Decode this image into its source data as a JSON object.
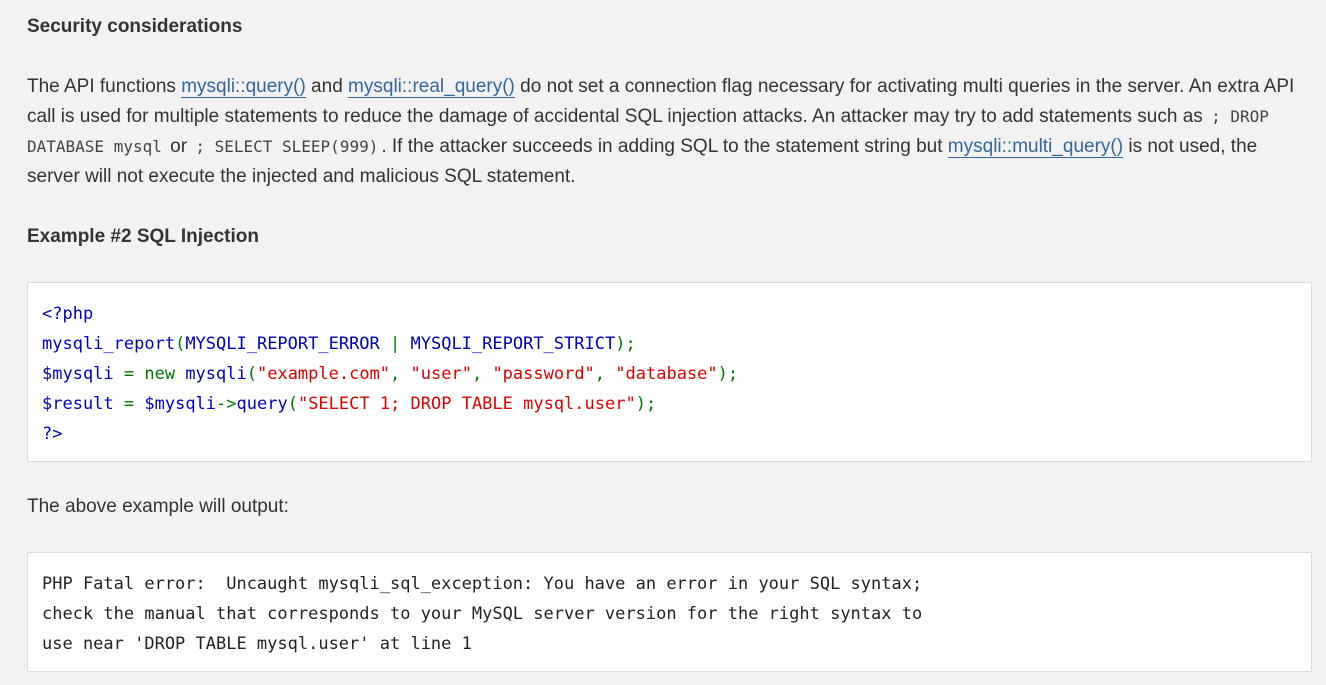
{
  "section": {
    "title": "Security considerations"
  },
  "paragraph": {
    "t1": "The API functions ",
    "link1": "mysqli::query()",
    "t2": " and ",
    "link2": "mysqli::real_query()",
    "t3": " do not set a connection flag necessary for activating multi queries in the server. An extra API call is used for multiple statements to reduce the damage of accidental SQL injection attacks. An attacker may try to add statements such as ",
    "code1": "; DROP DATABASE mysql",
    "t4": " or ",
    "code2": "; SELECT SLEEP(999)",
    "t5": ". If the attacker succeeds in adding SQL to the statement string but ",
    "link3": "mysqli::multi_query()",
    "t6": " is not used, the server will not execute the injected and malicious SQL statement."
  },
  "example": {
    "title": "Example #2 SQL Injection",
    "code": {
      "l1": "<?php",
      "l2_fn": "mysqli_report",
      "l2_open": "(",
      "l2_c1": "MYSQLI_REPORT_ERROR ",
      "l2_pipe": "| ",
      "l2_c2": "MYSQLI_REPORT_STRICT",
      "l2_close": ");",
      "l3_var": "$mysqli ",
      "l3_eq": "= new ",
      "l3_fn": "mysqli",
      "l3_open": "(",
      "l3_s1": "\"example.com\"",
      "l3_c1": ", ",
      "l3_s2": "\"user\"",
      "l3_c2": ", ",
      "l3_s3": "\"password\"",
      "l3_c3": ", ",
      "l3_s4": "\"database\"",
      "l3_close": ");",
      "l4_var": "$result ",
      "l4_eq": "= ",
      "l4_var2": "$mysqli",
      "l4_arrow": "->",
      "l4_fn": "query",
      "l4_open": "(",
      "l4_s": "\"SELECT 1; DROP TABLE mysql.user\"",
      "l4_close": ");",
      "l5": "?>"
    },
    "output_label": "The above example will output:",
    "output": {
      "l1": "PHP Fatal error:  Uncaught mysqli_sql_exception: You have an error in your SQL syntax;",
      "l2": "check the manual that corresponds to your MySQL server version for the right syntax to",
      "l3": "use near 'DROP TABLE mysql.user' at line 1"
    }
  }
}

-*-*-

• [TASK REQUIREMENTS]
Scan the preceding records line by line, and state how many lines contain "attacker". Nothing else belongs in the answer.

• [WRITTEN SOLUTION]
2